Sasse is referring to Trump's comments at CNN town hall on Thursday night, during which he spoke favorably of ObamaCare's mandate for people to have health insurance, one of the areas of the law Republicans have objected to the most.
"I like the mandate," Trump said. "So here's where I'm a little bit different. I don't want people dying on the streets."
Trump also said that he would repeal ObamaCare, which he called a "disaster."
He did not give many details of his replacement plan or specify how the mandate would play into any plan he would propose. He also said that people with pre-existing conditions will be able to get insurance, one of the most popular aspects of ObamaCare.
Trump did specify some health policies that he favors, including health savings accounts and allowing people to buy insurance across state lines, which are both standard Republican health proposals.
Trump has drawn criticism for his previous support of single-payer healthcare, which is anathema to Republicans, but he said Thursday that he would take "care of people" without single-payer.
"That's not single-payer, by the way," he said. "That's called heart. We gotta take care of people that can't take care of themselves. But the plans will be much less expensive than Obamacare, they'll be far better than Obamacare, you'll get your doctor, you'll get everything that you want to get.
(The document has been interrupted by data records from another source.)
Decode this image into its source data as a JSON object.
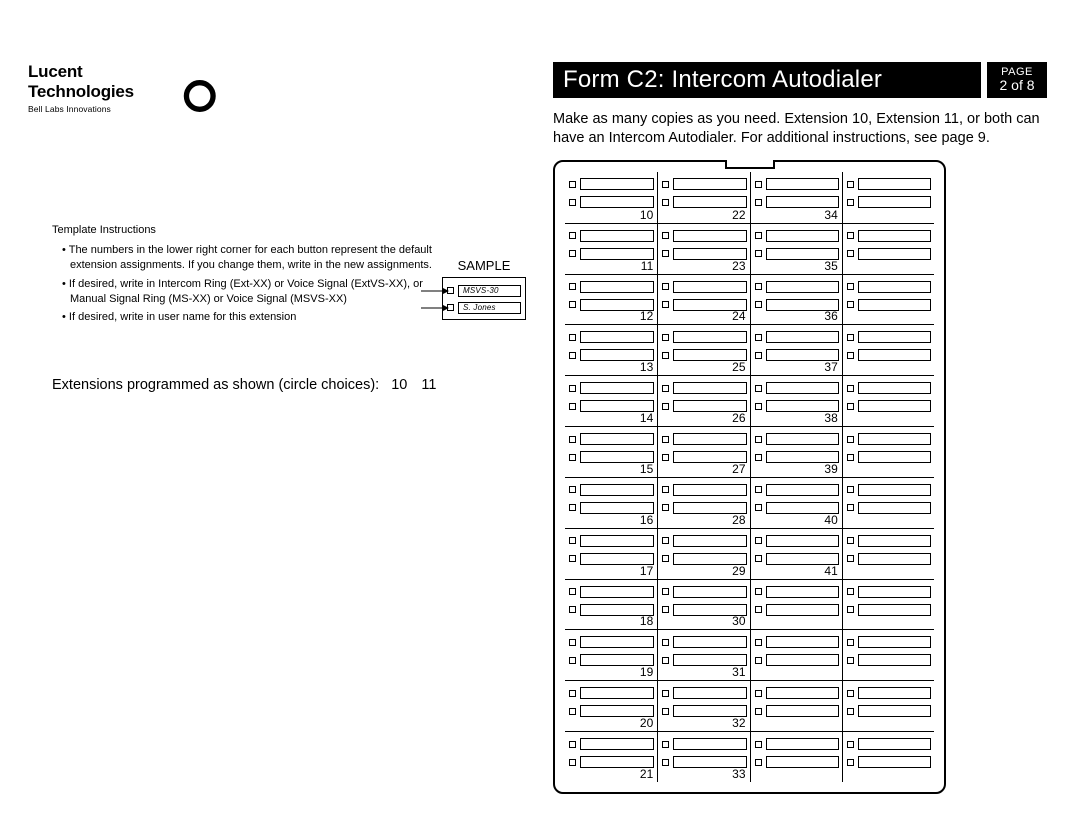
{
  "logo": {
    "company": "Lucent Technologies",
    "tagline": "Bell Labs Innovations"
  },
  "title": {
    "main": "Form C2:  Intercom Autodialer",
    "page_label": "PAGE",
    "page_num": "2 of 8"
  },
  "intro": "Make as many copies as you need. Extension 10, Extension 11, or both can have an Intercom Autodialer. For additional instructions, see page 9.",
  "instructions": {
    "heading": "Template Instructions",
    "items": [
      "The numbers in the lower right corner for each button represent the default extension assignments. If you change them, write in the new assignments.",
      "If desired, write in Intercom Ring (Ext-XX) or Voice Signal (ExtVS-XX), or Manual Signal Ring (MS-XX) or Voice Signal (MSVS-XX)",
      "If desired, write in user name for this extension"
    ]
  },
  "sample": {
    "label": "SAMPLE",
    "top_text": "MSVS-30",
    "bottom_text": "S. Jones"
  },
  "ext_programmed": {
    "label": "Extensions programmed as shown (circle choices):",
    "choices": [
      "10",
      "11"
    ]
  },
  "grid_columns": [
    [
      "10",
      "11",
      "12",
      "13",
      "14",
      "15",
      "16",
      "17",
      "18",
      "19",
      "20",
      "21"
    ],
    [
      "22",
      "23",
      "24",
      "25",
      "26",
      "27",
      "28",
      "29",
      "30",
      "31",
      "32",
      "33"
    ],
    [
      "34",
      "35",
      "36",
      "37",
      "38",
      "39",
      "40",
      "41",
      "",
      "",
      "",
      ""
    ],
    [
      "",
      "",
      "",
      "",
      "",
      "",
      "",
      "",
      "",
      "",
      "",
      ""
    ]
  ]
}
It'll be unbelievable."
Sasse has been a major critic of Trump, even campaigning against him in Iowa without endorsing any other specific candidate. His tweets on Friday connected the individual mandate to the question of nominating a new Supreme Court justice.
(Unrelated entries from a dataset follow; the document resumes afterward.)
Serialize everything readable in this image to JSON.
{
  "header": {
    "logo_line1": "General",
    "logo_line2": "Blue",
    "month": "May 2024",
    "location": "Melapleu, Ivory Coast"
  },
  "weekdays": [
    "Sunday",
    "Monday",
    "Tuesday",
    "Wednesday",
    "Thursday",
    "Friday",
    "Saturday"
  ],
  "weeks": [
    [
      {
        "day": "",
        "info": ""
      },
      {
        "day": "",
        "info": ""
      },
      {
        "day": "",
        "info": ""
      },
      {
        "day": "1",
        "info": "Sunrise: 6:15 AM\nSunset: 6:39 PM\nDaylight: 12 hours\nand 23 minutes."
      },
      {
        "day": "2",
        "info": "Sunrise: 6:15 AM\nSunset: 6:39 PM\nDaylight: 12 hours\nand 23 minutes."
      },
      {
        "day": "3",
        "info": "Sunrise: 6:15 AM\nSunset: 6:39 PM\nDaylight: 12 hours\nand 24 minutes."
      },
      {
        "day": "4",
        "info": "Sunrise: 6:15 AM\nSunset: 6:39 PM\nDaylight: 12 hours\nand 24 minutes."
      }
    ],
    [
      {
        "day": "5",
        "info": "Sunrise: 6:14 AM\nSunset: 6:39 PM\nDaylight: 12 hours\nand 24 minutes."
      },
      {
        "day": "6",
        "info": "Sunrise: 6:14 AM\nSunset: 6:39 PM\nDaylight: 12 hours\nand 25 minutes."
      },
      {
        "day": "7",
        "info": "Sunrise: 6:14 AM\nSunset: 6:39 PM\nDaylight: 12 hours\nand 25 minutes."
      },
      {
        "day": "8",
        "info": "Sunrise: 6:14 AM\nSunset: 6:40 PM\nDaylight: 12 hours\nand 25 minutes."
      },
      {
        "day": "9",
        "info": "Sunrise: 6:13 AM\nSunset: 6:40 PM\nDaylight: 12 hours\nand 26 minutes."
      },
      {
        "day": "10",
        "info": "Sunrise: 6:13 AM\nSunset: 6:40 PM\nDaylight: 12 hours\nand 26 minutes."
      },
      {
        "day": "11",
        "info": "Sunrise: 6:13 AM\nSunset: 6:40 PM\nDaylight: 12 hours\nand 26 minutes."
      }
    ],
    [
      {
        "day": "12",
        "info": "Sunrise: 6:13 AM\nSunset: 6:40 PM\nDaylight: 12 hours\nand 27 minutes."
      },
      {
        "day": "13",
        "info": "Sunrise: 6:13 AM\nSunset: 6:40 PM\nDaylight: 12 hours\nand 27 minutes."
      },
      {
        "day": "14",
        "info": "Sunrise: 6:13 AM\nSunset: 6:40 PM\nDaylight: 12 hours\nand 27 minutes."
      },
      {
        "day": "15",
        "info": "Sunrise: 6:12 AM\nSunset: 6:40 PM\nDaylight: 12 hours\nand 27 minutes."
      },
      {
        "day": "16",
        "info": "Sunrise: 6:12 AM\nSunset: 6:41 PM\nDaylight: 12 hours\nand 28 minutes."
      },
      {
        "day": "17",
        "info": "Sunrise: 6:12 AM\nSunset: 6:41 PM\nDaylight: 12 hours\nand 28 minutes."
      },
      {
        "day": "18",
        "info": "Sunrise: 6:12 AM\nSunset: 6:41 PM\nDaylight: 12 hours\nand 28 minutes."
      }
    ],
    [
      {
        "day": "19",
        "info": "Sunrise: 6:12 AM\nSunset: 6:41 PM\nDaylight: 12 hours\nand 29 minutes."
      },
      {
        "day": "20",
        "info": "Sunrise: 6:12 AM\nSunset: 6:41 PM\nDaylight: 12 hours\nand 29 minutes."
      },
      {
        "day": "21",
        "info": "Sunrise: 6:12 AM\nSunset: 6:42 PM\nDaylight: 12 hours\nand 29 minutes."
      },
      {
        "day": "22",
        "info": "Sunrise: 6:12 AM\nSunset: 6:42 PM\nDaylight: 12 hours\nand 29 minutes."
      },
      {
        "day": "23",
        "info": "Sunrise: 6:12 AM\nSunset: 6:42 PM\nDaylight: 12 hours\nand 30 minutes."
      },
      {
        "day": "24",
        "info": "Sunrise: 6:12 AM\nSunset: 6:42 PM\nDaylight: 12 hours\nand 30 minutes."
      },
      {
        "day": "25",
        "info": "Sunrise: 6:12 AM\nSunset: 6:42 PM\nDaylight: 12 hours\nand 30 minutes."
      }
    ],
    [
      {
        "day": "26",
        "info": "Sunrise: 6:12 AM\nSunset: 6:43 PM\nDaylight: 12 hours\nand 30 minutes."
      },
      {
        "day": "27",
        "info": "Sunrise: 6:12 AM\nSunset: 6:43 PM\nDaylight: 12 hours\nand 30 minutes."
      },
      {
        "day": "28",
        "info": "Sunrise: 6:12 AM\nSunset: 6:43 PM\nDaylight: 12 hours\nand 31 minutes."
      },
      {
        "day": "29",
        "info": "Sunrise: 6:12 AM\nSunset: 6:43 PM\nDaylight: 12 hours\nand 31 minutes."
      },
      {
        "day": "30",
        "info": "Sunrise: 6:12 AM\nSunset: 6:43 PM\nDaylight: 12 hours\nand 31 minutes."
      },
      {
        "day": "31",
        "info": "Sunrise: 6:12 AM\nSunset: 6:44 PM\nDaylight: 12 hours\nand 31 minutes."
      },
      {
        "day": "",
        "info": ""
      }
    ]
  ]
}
The Supreme Court upheld the individual mandate as constitutional under Congress's power to tax in a 5-4 decision in 2012. Many conservatives are still angry with Chief Justice John Roberts for voting to uphold it.